Welding Inspector Job Description

Following are the major duties of a welding inspector.

  • Carrying out visual inspections of welded products and heavy structures under construction
  • Find and identify defects in welded items such as pits, cracks, holes, etc
  • Take all measurements of welded products to make sure that all dimensions and specifications are being met
  • Carry out stress tests and all other needed assessments on welded items and structures of all types.

Requirements for Becoming a Welding Inspector

In order to become a welding inspector, you need to have a high school diploma. This is the basic requirement to enter the field. After that, you need to acquire specialized welding education and training.
There are a number of technical schools, community colleges and other training schools around the country that offer different welding-related qualifications. These include certificate programs and associate’s degrees. Depending upon your level of education, you will also need some years of work experience to become a certified welding inspector.

Steps to Become a Welding Inspector

  1. Post-secondary welding education

You can start working as a trainee welder straight out of high school and make the transition to welding inspector after gaining the necessary experience. Or you can go for specialized education first. There are a number of certificate and associate’s degree programs to choose from if you decide to do so. The best ones will offer a good grounding in metallurgy, blueprint reading, arc welding, fabrication and other related areas.

  1. Work experience

You will need to acquire the required experience in order to be eligible for a license or a certification. The amount of experience needed will depend on the level of your professional education.
If you have a high school diploma, then you will need at least 5 years of work experience. One the other hand, an associate’s degree holder will need 3 years of experience. Similarly, if you have a bachelor’s degree in Welding Technology or Welding Engineering, then work experience of 1 year will suffice. Try to gain experience of as many welding fields as possible. This will be very helpful in your work as a welding inspector.

  1. Qualify the certification exam

In order to become a certified welding inspector, you need to pass the test administered by the American Welding Society (AWS). This assessment has the following three sections.

  • Welding Fundamentals
  • Practical Applications
  • Welding Code Application

The types of welding certifications available include the following.

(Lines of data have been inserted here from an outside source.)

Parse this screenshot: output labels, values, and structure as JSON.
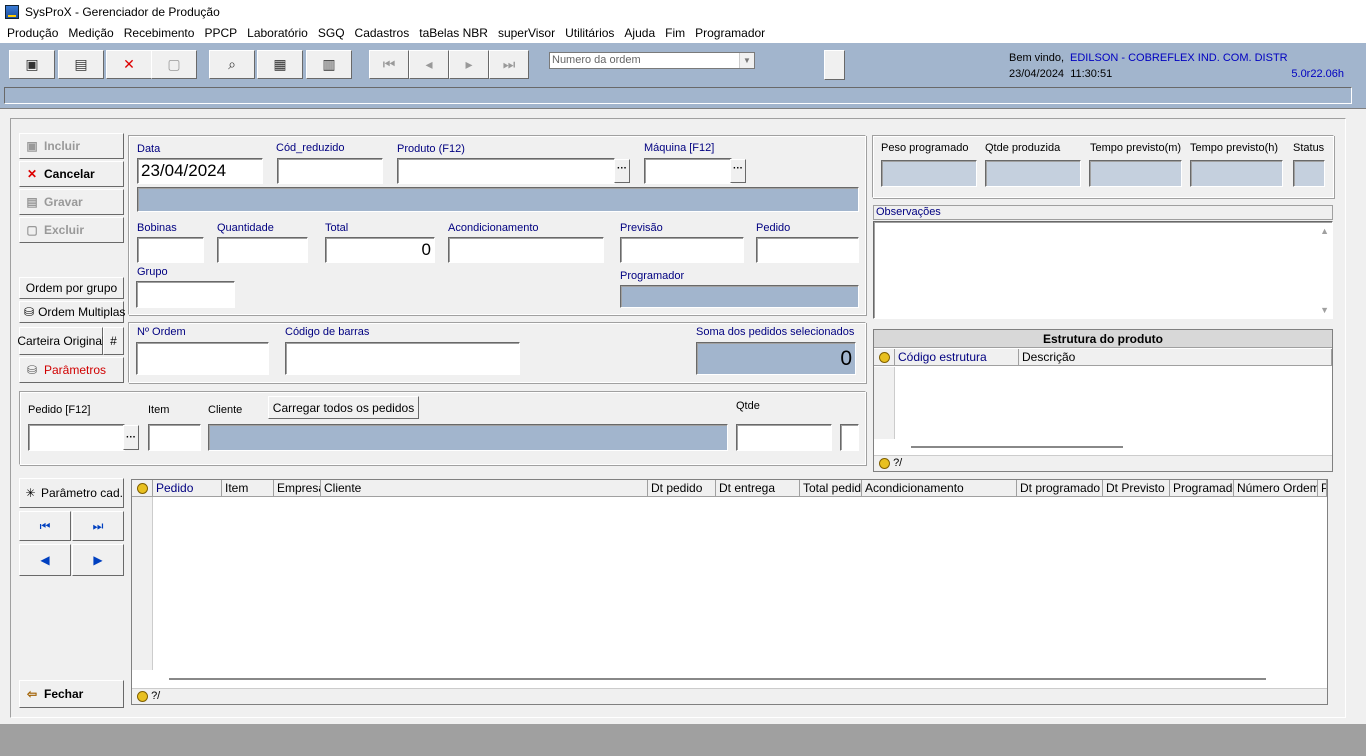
{
  "window": {
    "title": "SysProX - Gerenciador de Produção"
  },
  "menu": [
    "Produção",
    "Medição",
    "Recebimento",
    "PPCP",
    "Laboratório",
    "SGQ",
    "Cadastros",
    "taBelas NBR",
    "superVisor",
    "Utilitários",
    "Ajuda",
    "Fim",
    "Programador"
  ],
  "toolbar": {
    "order_combo_placeholder": "Numero da ordem",
    "welcome_label": "Bem vindo,",
    "user_name": "EDILSON - COBREFLEX IND. COM. DISTR",
    "date": "23/04/2024",
    "time": "11:30:51",
    "version": "5.0r22.06h"
  },
  "actions": {
    "incluir": "Incluir",
    "cancelar": "Cancelar",
    "gravar": "Gravar",
    "excluir": "Excluir",
    "ordem_por_grupo": "Ordem por grupo",
    "ordem_multiplas": "Ordem Multiplas",
    "carteira_original": "Carteira Original",
    "hash": "#",
    "parametros": "Parâmetros",
    "parametro_cad": "Parâmetro cad.",
    "fechar": "Fechar"
  },
  "form": {
    "data_label": "Data",
    "data_value": "23/04/2024",
    "cod_reduzido_label": "Cód_reduzido",
    "produto_label": "Produto (F12)",
    "maquina_label": "Máquina [F12]",
    "bobinas_label": "Bobinas",
    "quantidade_label": "Quantidade",
    "total_label": "Total",
    "total_value": "0",
    "acondicionamento_label": "Acondicionamento",
    "previsao_label": "Previsão",
    "pedido_label": "Pedido",
    "grupo_label": "Grupo",
    "programador_label": "Programador",
    "n_ordem_label": "Nº Ordem",
    "codigo_barras_label": "Código de barras",
    "soma_pedidos_label": "Soma dos pedidos selecionados",
    "soma_pedidos_value": "0"
  },
  "pedido_panel": {
    "pedido_label": "Pedido [F12]",
    "item_label": "Item",
    "cliente_label": "Cliente",
    "carregar_button": "Carregar todos os pedidos",
    "qtde_label": "Qtde"
  },
  "stats": {
    "peso_programado": "Peso programado",
    "qtde_produzida": "Qtde produzida",
    "tempo_previsto_m": "Tempo previsto(m)",
    "tempo_previsto_h": "Tempo previsto(h)",
    "status": "Status",
    "observacoes": "Observações"
  },
  "estrutura": {
    "title": "Estrutura do produto",
    "columns": [
      "Código estrutura",
      "Descrição"
    ],
    "footer": "?/"
  },
  "orders_grid": {
    "columns": [
      "Pedido",
      "Item",
      "Empresa",
      "Cliente",
      "Dt pedido",
      "Dt entrega",
      "Total pedido",
      "Acondicionamento",
      "Dt programado",
      "Dt Previsto",
      "Programado",
      "Número Ordem",
      "P"
    ],
    "footer": "?/"
  }
}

  • Certified Welding Inspector (CWI)
  • Senior Certified Welding Inspector (SCWI)

Certified Welding Inspector Salary

As per the US Bureau of Labor Statistics, welders, cutters, solderers and brazers made an annual median wage of $41,380 (May, 2018). Also, Quality Control Inspectors had an annual median salary of $38,250 (May, 2018).

Welding Inspector Career Outlook and Job Growth

The US Bureau of Labor Statistics predicts a 6 percent increase in jobs for welders, cutters, solderers and brazers between 2016 and 2026. This is quite similar to other fields.